- [The task]:
Each line below needs to be printed again exactly.

Interface dataset entries
__________________________________________________

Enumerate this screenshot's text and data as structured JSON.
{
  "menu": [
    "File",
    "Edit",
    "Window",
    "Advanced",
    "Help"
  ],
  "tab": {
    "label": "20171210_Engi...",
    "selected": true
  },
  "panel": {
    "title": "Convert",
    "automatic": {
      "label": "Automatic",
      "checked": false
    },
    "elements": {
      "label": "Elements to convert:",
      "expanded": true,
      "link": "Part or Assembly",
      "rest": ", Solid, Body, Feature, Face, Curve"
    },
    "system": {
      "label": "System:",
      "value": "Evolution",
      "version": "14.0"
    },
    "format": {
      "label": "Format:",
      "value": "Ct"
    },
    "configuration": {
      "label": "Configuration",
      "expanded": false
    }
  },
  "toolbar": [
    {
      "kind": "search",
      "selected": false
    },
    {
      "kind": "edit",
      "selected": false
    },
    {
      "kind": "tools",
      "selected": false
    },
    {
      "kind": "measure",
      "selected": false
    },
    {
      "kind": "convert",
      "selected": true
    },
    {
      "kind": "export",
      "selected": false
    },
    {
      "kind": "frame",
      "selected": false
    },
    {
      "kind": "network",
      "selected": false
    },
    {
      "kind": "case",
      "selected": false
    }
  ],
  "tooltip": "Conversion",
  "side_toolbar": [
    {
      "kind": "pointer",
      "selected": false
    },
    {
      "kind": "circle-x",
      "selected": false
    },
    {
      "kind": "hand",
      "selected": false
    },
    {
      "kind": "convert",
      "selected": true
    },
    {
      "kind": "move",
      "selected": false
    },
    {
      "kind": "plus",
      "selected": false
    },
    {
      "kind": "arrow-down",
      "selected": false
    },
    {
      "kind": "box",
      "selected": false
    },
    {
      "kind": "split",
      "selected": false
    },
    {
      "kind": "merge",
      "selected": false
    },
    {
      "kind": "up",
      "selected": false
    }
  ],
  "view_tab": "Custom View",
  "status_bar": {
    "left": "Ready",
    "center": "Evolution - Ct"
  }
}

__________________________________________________

- [Output of the exercise]:
Enumerate this screenshot's text and data as structured JSON.
{
  "menu": [
    "File",
    "Edit",
    "Window",
    "Advanced",
    "Help"
  ],
  "tab": {
    "label": "20171210_Engi...",
    "selected": true
  },
  "panel": {
    "title": "Convert",
    "automatic": {
      "label": "Automatic",
      "checked": false
    },
    "elements": {
      "label": "Elements to convert:",
      "expanded": true,
      "link": "Part or Assembly",
      "rest": ", Solid, Body, Feature, Face, Curve"
    },
    "system": {
      "label": "System:",
      "value": "Evolution",
      "version": "14.0"
    },
    "format": {
      "label": "Format:",
      "value": "Ct"
    },
    "configuration": {
      "label": "Configuration",
      "expanded": false
    }
  },
  "toolbar": [
    {
      "kind": "search",
      "selected": false
    },
    {
      "kind": "edit",
      "selected": false
    },
    {
      "kind": "tools",
      "selected": false
    },
    {
      "kind": "measure",
      "selected": false
    },
    {
      "kind": "convert",
      "selected": true
    },
    {
      "kind": "export",
      "selected": false
    },
    {
      "kind": "frame",
      "selected": false
    },
    {
      "kind": "network",
      "selected": false
    },
    {
      "kind": "case",
      "selected": false
    }
  ],
  "tooltip": "Conversion",
  "side_toolbar": [
    {
      "kind": "pointer",
      "selected": false
    },
    {
      "kind": "circle-x",
      "selected": false
    },
    {
      "kind": "hand",
      "selected": false
    },
    {
      "kind": "convert",
      "selected": true
    },
    {
      "kind": "move",
      "selected": false
    },
    {
      "kind": "plus",
      "selected": false
    },
    {
      "kind": "arrow-down",
      "selected": false
    },
    {
      "kind": "box",
      "selected": false
    },
    {
      "kind": "split",
      "selected": false
    },
    {
      "kind": "merge",
      "selected": false
    },
    {
      "kind": "up",
      "selected": false
    }
  ],
  "view_tab": "Custom View",
  "status_bar": {
    "left": "Ready",
    "center": "Evolution - Ct"
  }
}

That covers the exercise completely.